With the taking down of the decorations and repairing whatever damage was incurred from the holidays, comes the familiar call to action to improve yourself with a new job, a new life; a new everything! For someone who has recently embarked on trying something new in a huge way, this kind of sent me into questioning the merits of changing everything in your life at a time that boasts the importance of tradition and things staying the same. Unsurprisingly, I couldn’t help but wonder if I had made the right choice in abandoning the privileges of First World life for to chase a dream that was providing more stress than that expected euphoric “I just mastered a this really cool trick” feeling. 

 

Then my friend Darrell Kinsel sent me this link to an NPR interview he was featured in and it hit me like a fatal coconut falling from the top of a tree: things are unbelievably difficult for our generation EVERY WHERE IN THE WORLD. Every one is making or has made incredible sacrifices just to nudge their careers forward, because that is what we have to do right now. Although we were promised this was going to be easy, and social media lets us portray our lives as flawless, beautiful and inspiring, there are an incredible amount of tears, self doubt, and drunken binges behind every story. Each person interviewed reminded the audience that our generation was handed an incredibly difficult hand and that things are going to take a lot longer to accomplish, but they can be accomplished. The shear optimism in every response was enough to get me to take a look around and realize that things are the way they are right now because they have to be, its an incredibly frustrating step on my path to go wherever I am supposed to be going. 

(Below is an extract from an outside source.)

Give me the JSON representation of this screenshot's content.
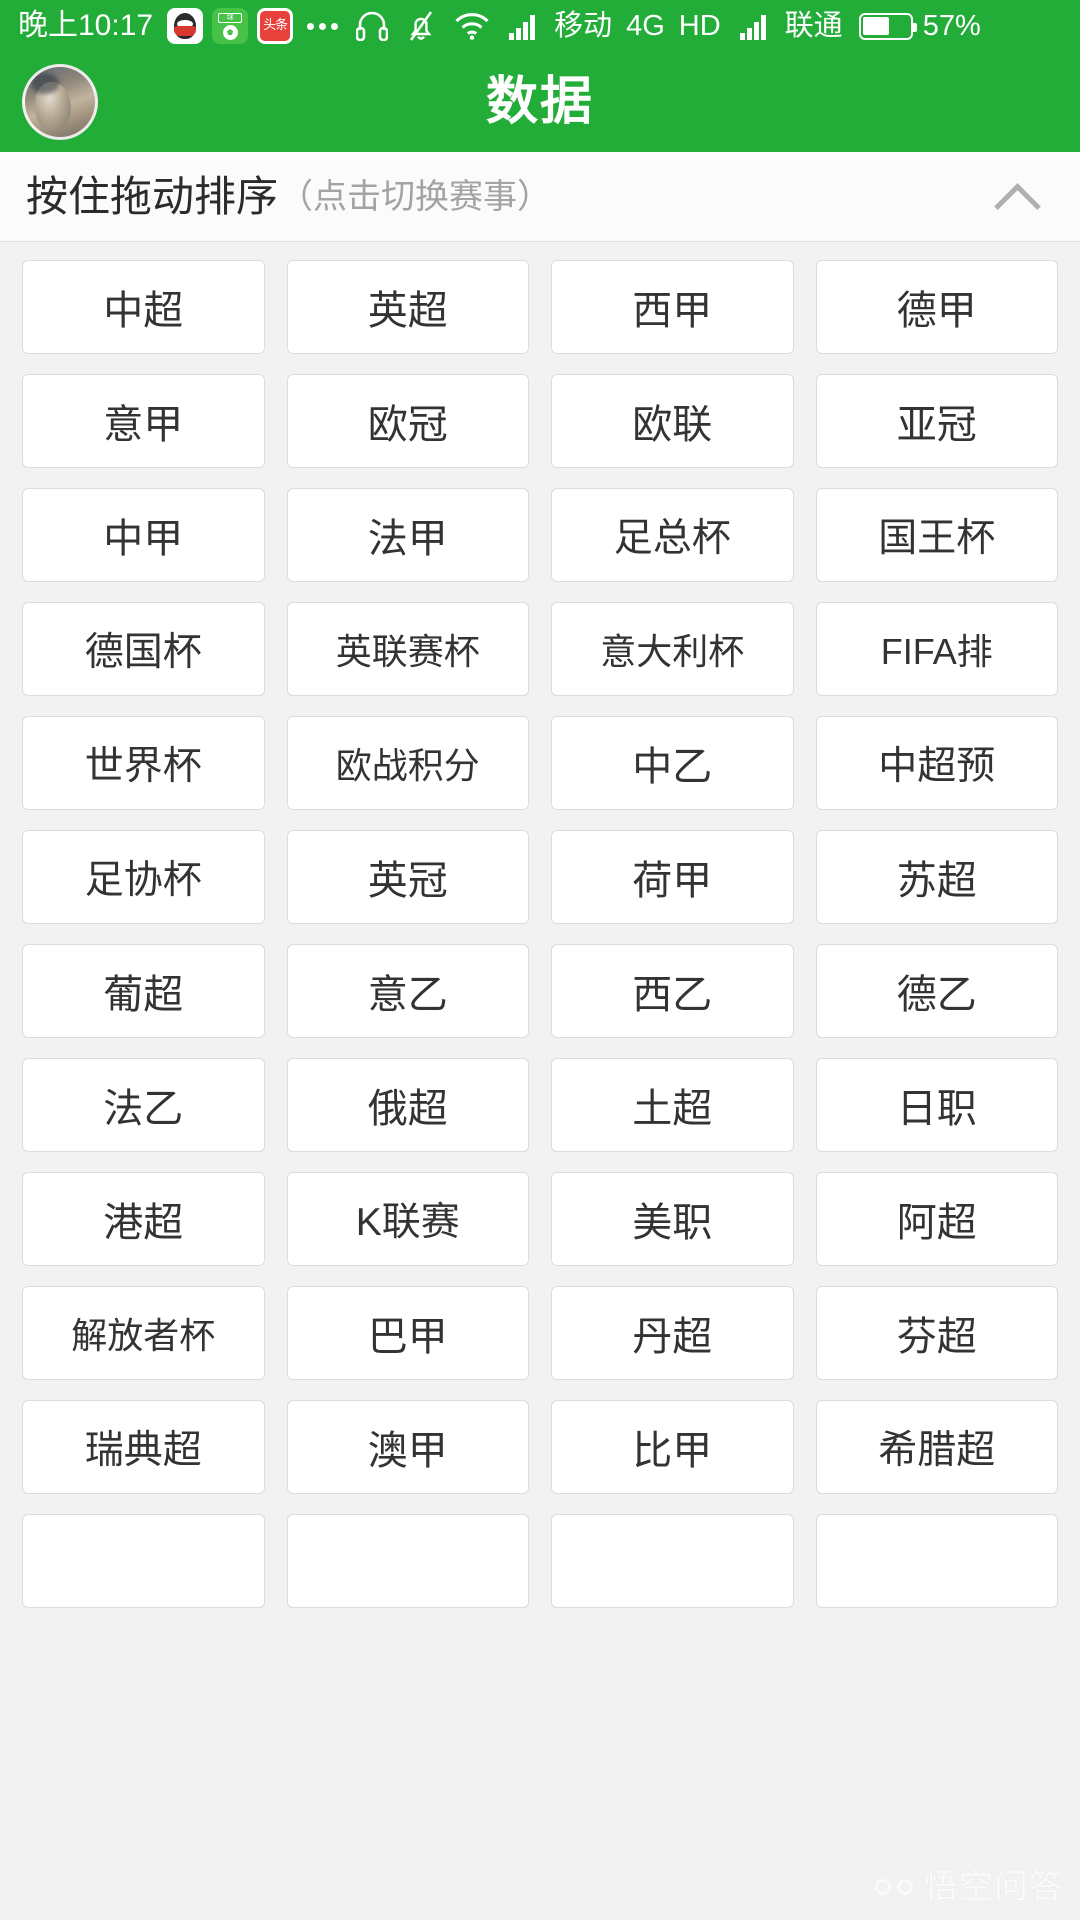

For me, I thought moving to Haiti would be easy since I have such strong family support and I’m was familiar with the country. I never dreamed that I would feel the void of the incredible friends that I left behind or come to expect the statement, we don’t have gas, desk planners, etc. because there’s a hold up somewhere in the supply chain. Though these things were unexpected, I know that I need the work experience and very few other places can offer it while I live with my grandmother and my uncle. This sacrifice is what I needed to do and it will pay off. In many ways, it already has. What have you sacrificed this past year so you can move your dream forward?